“We have plants everywhere that go into buildings when your machines are on and capture your IP addresses. We have those, not necessarily in Ohio but we can arrange for that,” Frank said, his voice rising. “So all I’m trying to point out to you is that this is coming. Be ready. And I’m not trying to fight you — do you see that I’m trying to help you?”
The staffers in that meeting didn’t budge. But shortly after that meeting, someone did attempt to breach an elections network in Lake County, Ohio, though a state official told NPR that no sensitive data was ultimately accessed.
The four election denialists also appeared with well over 100 candidates for local, state and federal office in the 2022 primaries. Some, including U.S. Rep. Mary Miller of Illinois and state Sen. Doug Mastriano, who is running to be governor of Pennsylvania, have already won their party’s nomination for the general election.
A Fraud Evolution
The highest profile of the group that NPR tracked is MyPillow CEO Lindell, a prominent and longtime Trump supporter.
Lindell says he has spent millions of dollars on his crusade, which started almost as soon as ballots were cast on Nov. 3, 2020. Sometime around March of 2021, he brought Frank into the fold and Frank’s popularity skyrocketed.
“I went from being completely mum to suddenly 10 million people knowing me in about a week,” he told a group in Utah last July.
Frank often speaks at events with Keshel and Clements. Clements is a lawyer and former professor at the New Mexico State University business school who was fired for not complying with the school’s COVID-19 policies. Keshel is a retired Army captain and veteran of Afghanistan.
While those in the group often repeat talking points and appear together, they don’t necessarily coordinate appearances or strategy. And other than Lindell, they were mostly unknown before 2020. Now they’re influencers in the movement with online followings of hundreds of thousands of people. They even promote merchandise like T-shirts, books and body lotions, along with their election misinformation.
Michigan Secretary of State Jocelyn Benson, a Democrat, says they’re using election fraud as a vehicle to advance themselves.
“There’s no shortage of ability to access the truth about our election system, yet there seems to be a proliferation of people willing to lie about it,” Benson said. “I think it’s logical to conclude that they know better.
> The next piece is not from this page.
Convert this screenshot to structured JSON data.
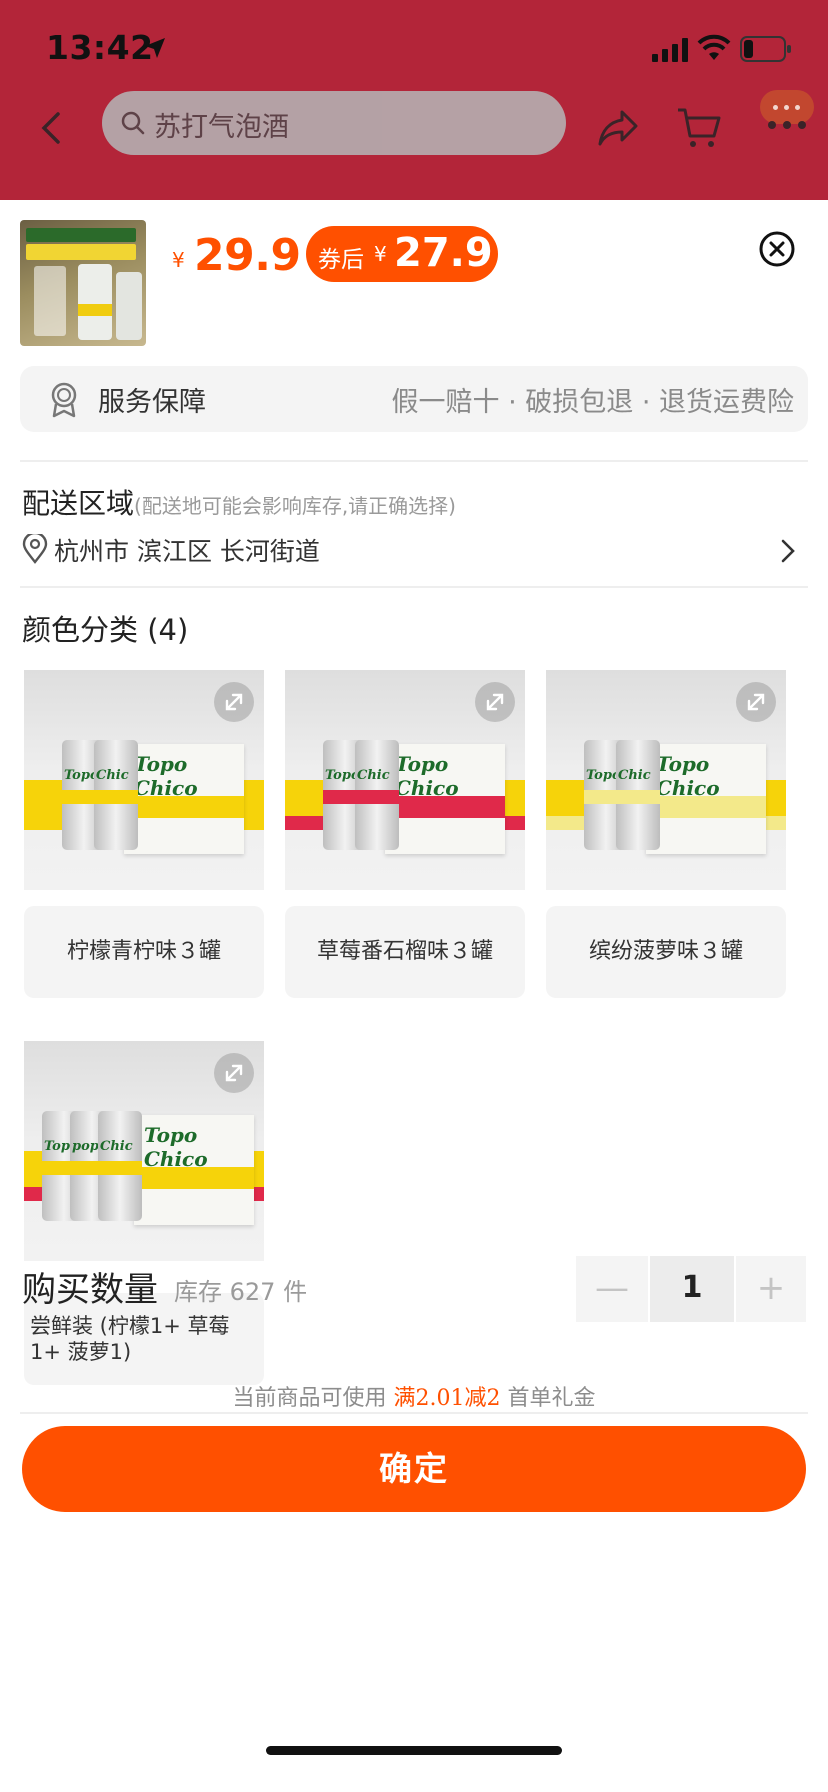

And that they’re knowingly spreading misinformation … to win elections, to raise money, to gain attention and celebrity.”
Benson says her office has seen a direct correlation between election denier events in Michigan and a rise in harassment toward voting officials.
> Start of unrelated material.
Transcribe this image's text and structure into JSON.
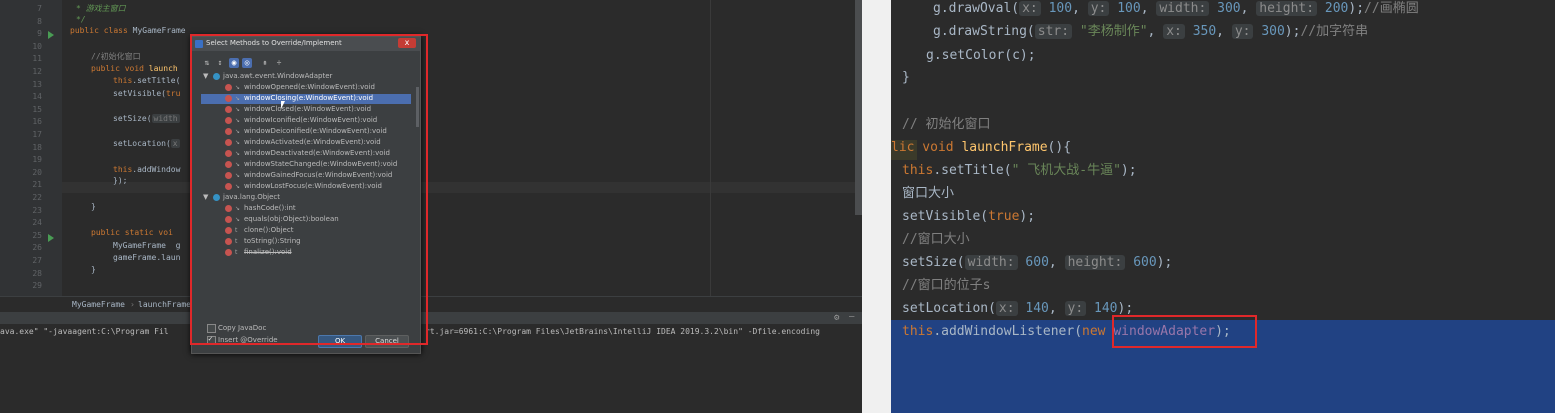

“Whenever there is an appearance in which the former president or Lindell or others come out attacking our system we know to expect an uptick in threats and add additional security as a result,” she said.
But she, and the thousands of other Americans in charge of elections nationwide, have yet to figure out a truly effective way to fight back and break through to the two-thirds of Republican voters who believe voter fraud helped Joe Biden win the 2020 election.
That’s because election denialism has grown from a political movement into something almost religious, said Koppes, the Republican county clerk in Colorado.
“There’s just so much that is incorrect that they just keep repeating and repeating and repeating,” Koppes said. “And then as soon as I have absolutely blocked off that path with actual correct information, then they just move that goal post. And they keep just moving the goal posts. And moving the goal posts.”
Between conversations with voters and research on all the separate false claims that have popped up over the past two years, she estimates she’s spent thousands of hours dealing with the fallout of Donald Trump’s misinformation campaign.
At this point, she says she’s had to stop engaging with voters who are unwilling to listen to her.
“Some of these people really, truly believe they’re doing the Lord’s work,” Koppes said. “But I think at the end of the day, they so desperately want to believe what they’re being fed, that they’re using all means to justify what they’re doing.”